  • The Injunctions Directive, which confers rights on nominated consumer rights bodies to bring proceedings in their home country and other member states to prevent (among other things) misleading advertising, unfair commercial practices, the use of unfair contract terms and breaches of EU rules on consumer credit, package travel, medicinal products for human use, distance selling and e-commerce. Although consumers may not recover damages in the course of any such claim, a successful injunction application may expose the trader in question to civil claims from individual consumers as above.  
  • The draft Consumer Rights Directive, which, if adopted, will harmonise EU consumer contract law by bringing together the existing Directives on Doorstep Selling, Unfair Contract Terms, Distance Selling and the Sale of Goods and Associated Guarantees. Again, a successful prosecution for breaches of these rules may give rise to consumer claims, which could be brought by way of group action if new collective redress procedures are indeed put in place as a result of the current consultation.  

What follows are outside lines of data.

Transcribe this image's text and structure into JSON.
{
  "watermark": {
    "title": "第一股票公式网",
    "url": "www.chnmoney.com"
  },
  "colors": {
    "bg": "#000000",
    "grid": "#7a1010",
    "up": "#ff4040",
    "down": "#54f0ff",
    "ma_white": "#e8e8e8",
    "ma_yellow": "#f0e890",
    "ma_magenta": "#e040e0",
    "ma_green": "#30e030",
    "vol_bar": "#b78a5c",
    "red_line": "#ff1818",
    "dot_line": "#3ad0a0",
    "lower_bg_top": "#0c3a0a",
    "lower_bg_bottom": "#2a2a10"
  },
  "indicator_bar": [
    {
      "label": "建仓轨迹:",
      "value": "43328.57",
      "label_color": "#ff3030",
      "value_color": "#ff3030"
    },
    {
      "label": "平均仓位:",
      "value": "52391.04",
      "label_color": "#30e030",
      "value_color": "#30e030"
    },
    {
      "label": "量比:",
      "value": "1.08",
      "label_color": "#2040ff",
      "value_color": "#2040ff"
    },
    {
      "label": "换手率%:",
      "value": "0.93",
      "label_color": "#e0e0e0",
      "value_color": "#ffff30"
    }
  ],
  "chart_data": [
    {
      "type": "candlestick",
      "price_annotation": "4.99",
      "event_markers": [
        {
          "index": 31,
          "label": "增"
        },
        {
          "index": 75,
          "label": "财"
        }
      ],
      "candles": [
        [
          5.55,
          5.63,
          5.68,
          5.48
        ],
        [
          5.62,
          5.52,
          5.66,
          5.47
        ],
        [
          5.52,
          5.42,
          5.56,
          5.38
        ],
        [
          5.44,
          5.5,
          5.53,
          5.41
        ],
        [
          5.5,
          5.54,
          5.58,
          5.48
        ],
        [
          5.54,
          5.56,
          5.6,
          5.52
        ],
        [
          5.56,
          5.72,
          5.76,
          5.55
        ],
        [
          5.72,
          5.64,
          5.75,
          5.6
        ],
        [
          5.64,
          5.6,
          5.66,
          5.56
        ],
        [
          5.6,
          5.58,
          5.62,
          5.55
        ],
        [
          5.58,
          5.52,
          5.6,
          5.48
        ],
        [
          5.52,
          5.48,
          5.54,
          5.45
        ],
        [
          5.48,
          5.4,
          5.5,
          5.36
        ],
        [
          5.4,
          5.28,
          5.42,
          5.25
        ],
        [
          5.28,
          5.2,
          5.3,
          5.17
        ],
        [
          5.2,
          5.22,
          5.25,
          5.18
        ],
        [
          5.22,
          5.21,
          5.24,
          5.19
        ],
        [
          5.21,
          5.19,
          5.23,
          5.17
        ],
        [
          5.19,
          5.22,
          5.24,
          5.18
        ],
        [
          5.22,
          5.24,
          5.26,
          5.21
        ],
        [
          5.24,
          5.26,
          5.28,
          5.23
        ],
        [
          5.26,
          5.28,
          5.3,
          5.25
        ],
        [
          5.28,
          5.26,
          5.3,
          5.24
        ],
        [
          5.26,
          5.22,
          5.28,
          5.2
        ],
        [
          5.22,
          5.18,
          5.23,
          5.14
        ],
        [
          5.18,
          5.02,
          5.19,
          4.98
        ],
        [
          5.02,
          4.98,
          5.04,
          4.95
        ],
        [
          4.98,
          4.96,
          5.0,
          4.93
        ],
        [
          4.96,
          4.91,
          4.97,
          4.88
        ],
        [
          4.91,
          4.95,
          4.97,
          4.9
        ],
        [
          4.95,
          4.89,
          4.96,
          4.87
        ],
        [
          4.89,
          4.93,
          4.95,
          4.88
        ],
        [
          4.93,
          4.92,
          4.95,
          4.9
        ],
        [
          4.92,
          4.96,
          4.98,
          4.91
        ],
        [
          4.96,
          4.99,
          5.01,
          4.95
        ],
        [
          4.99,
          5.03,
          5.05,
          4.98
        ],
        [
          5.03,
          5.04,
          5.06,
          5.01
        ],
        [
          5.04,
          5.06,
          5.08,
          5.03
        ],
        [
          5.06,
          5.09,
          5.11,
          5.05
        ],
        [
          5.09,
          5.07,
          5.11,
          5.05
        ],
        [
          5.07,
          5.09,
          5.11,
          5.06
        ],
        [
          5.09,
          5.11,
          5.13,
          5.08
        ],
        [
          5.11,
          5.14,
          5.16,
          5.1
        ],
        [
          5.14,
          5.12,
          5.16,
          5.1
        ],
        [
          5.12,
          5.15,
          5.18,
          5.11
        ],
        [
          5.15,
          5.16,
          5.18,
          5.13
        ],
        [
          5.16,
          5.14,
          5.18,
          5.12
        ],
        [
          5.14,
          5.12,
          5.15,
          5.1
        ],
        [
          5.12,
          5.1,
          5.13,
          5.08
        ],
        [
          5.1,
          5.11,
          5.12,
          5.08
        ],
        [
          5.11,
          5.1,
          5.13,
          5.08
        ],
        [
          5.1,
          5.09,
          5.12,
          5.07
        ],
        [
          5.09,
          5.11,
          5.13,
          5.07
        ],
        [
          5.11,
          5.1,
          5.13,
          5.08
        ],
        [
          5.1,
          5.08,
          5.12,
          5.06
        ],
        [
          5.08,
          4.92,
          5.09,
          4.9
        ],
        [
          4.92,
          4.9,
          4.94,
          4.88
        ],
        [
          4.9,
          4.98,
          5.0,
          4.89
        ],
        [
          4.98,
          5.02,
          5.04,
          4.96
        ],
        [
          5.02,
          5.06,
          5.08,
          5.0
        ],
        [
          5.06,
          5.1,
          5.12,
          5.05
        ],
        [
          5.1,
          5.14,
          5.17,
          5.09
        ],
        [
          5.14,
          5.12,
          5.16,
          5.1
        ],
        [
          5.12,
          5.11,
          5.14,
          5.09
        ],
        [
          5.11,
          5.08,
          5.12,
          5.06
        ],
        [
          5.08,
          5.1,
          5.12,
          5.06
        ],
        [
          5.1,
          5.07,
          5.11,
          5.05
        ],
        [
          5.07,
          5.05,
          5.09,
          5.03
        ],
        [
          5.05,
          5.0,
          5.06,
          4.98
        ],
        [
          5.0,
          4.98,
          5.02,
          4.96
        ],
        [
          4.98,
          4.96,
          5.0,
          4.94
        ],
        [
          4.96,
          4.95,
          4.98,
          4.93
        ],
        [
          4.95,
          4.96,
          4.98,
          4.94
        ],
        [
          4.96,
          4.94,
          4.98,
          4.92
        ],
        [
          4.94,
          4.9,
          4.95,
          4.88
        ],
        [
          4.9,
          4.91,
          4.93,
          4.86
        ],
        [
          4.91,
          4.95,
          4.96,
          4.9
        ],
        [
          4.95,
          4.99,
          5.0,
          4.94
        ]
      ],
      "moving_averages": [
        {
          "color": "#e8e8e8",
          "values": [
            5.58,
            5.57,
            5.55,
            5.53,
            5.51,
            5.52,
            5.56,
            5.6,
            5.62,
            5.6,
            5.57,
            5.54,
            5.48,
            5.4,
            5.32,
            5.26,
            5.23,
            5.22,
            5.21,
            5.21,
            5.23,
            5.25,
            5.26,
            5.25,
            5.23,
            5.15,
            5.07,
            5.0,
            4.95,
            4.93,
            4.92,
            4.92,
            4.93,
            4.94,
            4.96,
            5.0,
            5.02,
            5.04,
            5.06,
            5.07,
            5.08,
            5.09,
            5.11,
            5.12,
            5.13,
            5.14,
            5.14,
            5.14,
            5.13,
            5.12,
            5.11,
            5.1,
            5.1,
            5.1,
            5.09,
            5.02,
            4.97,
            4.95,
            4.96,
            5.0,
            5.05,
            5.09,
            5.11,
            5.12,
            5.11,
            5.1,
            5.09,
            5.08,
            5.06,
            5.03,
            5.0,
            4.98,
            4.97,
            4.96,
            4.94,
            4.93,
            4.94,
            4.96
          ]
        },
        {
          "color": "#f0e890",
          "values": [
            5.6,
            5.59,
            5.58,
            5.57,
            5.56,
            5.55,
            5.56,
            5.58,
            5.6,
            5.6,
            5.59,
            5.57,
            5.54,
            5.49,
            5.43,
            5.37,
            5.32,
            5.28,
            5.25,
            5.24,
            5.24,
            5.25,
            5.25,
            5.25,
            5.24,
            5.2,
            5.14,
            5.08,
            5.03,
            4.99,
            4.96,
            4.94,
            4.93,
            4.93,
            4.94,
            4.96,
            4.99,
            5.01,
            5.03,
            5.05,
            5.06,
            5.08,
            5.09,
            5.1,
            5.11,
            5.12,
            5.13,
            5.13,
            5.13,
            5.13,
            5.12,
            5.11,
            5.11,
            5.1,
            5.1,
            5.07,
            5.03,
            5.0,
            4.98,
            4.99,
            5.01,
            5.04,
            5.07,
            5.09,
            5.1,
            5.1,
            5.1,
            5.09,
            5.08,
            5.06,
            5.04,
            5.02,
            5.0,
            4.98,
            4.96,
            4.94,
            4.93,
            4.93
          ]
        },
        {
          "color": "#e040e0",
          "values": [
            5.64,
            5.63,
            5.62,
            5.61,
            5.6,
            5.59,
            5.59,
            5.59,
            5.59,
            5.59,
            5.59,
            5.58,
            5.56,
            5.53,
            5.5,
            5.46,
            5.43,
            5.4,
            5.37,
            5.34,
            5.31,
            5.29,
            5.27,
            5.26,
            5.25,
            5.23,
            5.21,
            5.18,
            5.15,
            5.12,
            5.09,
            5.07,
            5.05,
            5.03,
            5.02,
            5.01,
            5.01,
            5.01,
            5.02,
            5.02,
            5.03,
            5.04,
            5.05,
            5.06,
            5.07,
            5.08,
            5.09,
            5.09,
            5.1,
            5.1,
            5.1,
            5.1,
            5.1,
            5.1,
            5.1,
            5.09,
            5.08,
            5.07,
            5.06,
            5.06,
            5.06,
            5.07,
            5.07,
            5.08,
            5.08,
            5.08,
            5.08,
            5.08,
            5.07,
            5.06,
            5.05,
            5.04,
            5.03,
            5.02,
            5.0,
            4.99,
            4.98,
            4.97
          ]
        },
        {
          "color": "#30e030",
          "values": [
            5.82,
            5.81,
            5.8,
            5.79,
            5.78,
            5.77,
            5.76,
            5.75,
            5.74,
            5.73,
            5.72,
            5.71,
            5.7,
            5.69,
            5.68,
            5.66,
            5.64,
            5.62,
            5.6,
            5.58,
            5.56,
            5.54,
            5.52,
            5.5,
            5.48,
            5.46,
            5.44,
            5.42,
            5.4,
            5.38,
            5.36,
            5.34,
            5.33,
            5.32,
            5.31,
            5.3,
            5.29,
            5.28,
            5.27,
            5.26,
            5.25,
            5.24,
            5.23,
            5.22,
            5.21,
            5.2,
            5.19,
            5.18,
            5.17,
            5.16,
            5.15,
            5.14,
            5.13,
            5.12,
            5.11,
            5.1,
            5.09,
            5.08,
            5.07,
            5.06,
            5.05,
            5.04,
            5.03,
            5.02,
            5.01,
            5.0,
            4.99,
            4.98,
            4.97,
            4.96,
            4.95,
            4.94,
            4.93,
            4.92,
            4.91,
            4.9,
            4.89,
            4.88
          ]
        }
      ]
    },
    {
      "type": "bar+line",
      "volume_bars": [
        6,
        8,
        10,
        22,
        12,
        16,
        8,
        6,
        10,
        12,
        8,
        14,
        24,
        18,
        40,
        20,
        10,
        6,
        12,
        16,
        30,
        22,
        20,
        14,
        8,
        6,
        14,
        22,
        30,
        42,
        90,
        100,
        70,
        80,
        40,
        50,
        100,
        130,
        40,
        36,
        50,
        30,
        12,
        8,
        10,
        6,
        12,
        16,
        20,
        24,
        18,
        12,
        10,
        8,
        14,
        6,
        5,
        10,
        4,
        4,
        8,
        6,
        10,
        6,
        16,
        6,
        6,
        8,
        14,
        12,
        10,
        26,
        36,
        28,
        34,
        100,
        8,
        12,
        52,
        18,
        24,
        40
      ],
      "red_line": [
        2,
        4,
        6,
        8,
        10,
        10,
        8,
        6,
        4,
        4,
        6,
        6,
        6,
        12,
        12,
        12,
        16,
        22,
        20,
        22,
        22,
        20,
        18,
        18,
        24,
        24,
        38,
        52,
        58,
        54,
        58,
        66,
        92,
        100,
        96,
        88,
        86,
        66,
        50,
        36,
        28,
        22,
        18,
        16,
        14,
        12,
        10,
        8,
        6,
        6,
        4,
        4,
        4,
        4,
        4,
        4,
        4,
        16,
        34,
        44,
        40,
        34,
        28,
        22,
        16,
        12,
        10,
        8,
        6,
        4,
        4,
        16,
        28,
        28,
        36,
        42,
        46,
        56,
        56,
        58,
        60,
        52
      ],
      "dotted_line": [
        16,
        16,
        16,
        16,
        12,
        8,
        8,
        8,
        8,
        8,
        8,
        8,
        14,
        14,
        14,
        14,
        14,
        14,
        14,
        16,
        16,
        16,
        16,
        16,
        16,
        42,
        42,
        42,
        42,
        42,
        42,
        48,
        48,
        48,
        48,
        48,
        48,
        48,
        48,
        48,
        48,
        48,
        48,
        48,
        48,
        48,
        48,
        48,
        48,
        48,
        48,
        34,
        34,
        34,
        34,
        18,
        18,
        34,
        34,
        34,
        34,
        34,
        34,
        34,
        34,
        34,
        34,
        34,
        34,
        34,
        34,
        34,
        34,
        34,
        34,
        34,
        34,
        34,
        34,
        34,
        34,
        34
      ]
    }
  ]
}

The future  

In some ways, the option four-type proposals, if adopted, may prove to be a positive development for those businesses that respect the law, in that they will help eliminate unfair competition from those that do not. However, reforms in the field of consumer protection usually increase the regulatory burden on industry and the adoption of the type of class action mechanism advocated by many consumer groups and regulators would probably increase litigation risk for businesses that deal with, or provide products and services for, consumers.  

The Commission intends to publish the results of the consultation by the summer and a White Paper setting out concrete proposals for reform is likely to follow before the end of 2009 (although European Parliamentary and Commission elections this year may have an impact on the timetable). Given the polarisation of views, it is hard to predict which way it will jump, but consumer products and retail companies should watch the debate closely.